Hillary Clinton may have a problem in 2016 when it comes to Russia.
The former Secretary of State, who at this point is the frontrunner for the Democratic nomination in the 2016 presidential election, is on the defensive over her decision in 2009 to “reset” relations between the United States and Russia.
At the time, Clinton renewed relations with Russia under President Dmitry Medvedev. The agreement led to joint treaties on Iran sanctions and support for American troops in Afghanistan. This week, in an interview with John Harwood on NPR’s On Point, Hillary Clinton said the decision worked.
“What I think I demonstrate in the book, is that the reset worked,” Clinton said. “It was an effort to try to obtain Russian cooperation on some key objectives while (Dmitry) Medvedev was president.”
But the situation has changed drastically after Russian-backed Ukrainian rebels downed Malaysia Airlines Flight MH17 with a surface-to-air missile. President Vladimir Putin has denied responsibility, issuing a statement that said “no one should and no one has the right to use this tragedy to pursue their own political goals. Rather than dividing us, tragedies of this sort should bring people together.”
Clinton claimed that when Putin was coming back into power, she shifted the nation’s relations with Russia.
“When Putin announced in the fall of 2011 that he was coming back, I had no illusions,” Clinton said. “I wrote a memo to the President, in fact I wrote two memos to the President, pointing out that we were going to have to change our thinking and approach.

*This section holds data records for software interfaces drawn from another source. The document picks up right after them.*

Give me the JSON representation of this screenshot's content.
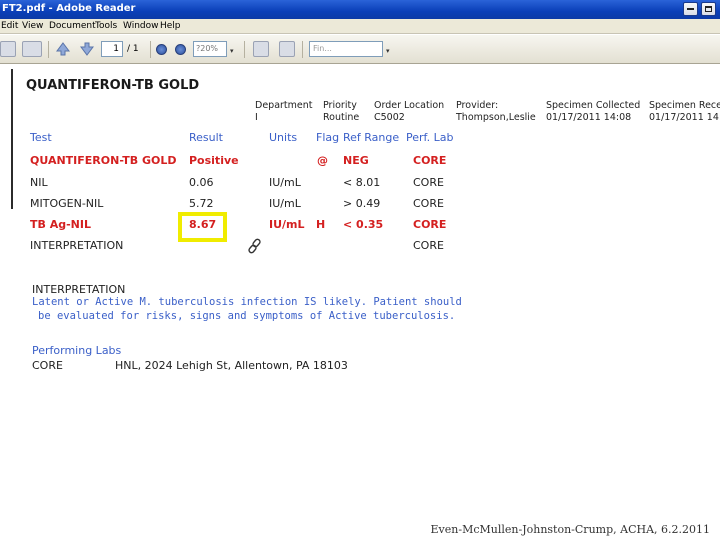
{
  "window": {
    "title": "FT2.pdf - Adobe Reader"
  },
  "menu": [
    "Edit",
    "View",
    "Document",
    "Tools",
    "Window",
    "Help"
  ],
  "toolbar": {
    "page_current": "1",
    "page_total": "/ 1",
    "zoom": "?20%",
    "find_placeholder": "Fin..."
  },
  "report": {
    "title": "QUANTIFERON-TB GOLD",
    "meta": [
      {
        "label": "Department",
        "value": "I"
      },
      {
        "label": "Priority",
        "value": "Routine"
      },
      {
        "label": "Order Location",
        "value": "C5002"
      },
      {
        "label": "Provider:",
        "value": "Thompson,Leslie"
      },
      {
        "label": "Specimen Collected",
        "value": "01/17/2011 14:08"
      },
      {
        "label": "Specimen Recei",
        "value": "01/17/2011 14:0"
      }
    ],
    "columns": [
      "Test",
      "Result",
      "Units",
      "Flag",
      "Ref Range",
      "Perf. Lab"
    ],
    "rows": [
      {
        "test": "QUANTIFERON-TB GOLD",
        "result": "Positive",
        "units": "",
        "flag": "@",
        "ref": "NEG",
        "lab": "CORE",
        "abnormal": true
      },
      {
        "test": "NIL",
        "result": "0.06",
        "units": "IU/mL",
        "flag": "",
        "ref": "< 8.01",
        "lab": "CORE",
        "abnormal": false
      },
      {
        "test": "MITOGEN-NIL",
        "result": "5.72",
        "units": "IU/mL",
        "flag": "",
        "ref": "> 0.49",
        "lab": "CORE",
        "abnormal": false
      },
      {
        "test": "TB Ag-NIL",
        "result": "8.67",
        "units": "IU/mL",
        "flag": "H",
        "ref": "< 0.35",
        "lab": "CORE",
        "abnormal": true
      },
      {
        "test": "INTERPRETATION",
        "result": "",
        "units": "",
        "flag": "",
        "ref": "",
        "lab": "CORE",
        "abnormal": false
      }
    ],
    "interpretation": {
      "heading": "INTERPRETATION",
      "line1": "Latent or Active M. tuberculosis infection IS likely.  Patient should",
      "line2": "be evaluated for risks, signs and symptoms of Active tuberculosis."
    },
    "performing_labs": {
      "heading": "Performing Labs",
      "code": "CORE",
      "address": "HNL, 2024 Lehigh St, Allentown, PA 18103"
    }
  },
  "credit": "Even-McMullen-Johnston-Crump, ACHA, 6.2.2011",
  "colors": {
    "abnormal": "#d42020",
    "header_blue": "#3a5fc8",
    "highlight": "#f0ec00",
    "titlebar": "#0a3fb8"
  }
}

We had gotten all we could get from the reset.”
But Republicans are now attacking Hillary Clinton over the decision to reset relations with Russia. The Republican National Committee has turned the decision into a campaign against Clinton, arguing “as relations with Russia continue to deteriorate, Clinton may need to reset her own Russian legacy.”
As the rhetoric with Russia grows more intense, Republicans will likely continue to attack Hillary Clinton and her close ties with the country, which could become a major point against Clinton in the 2016 presidential election.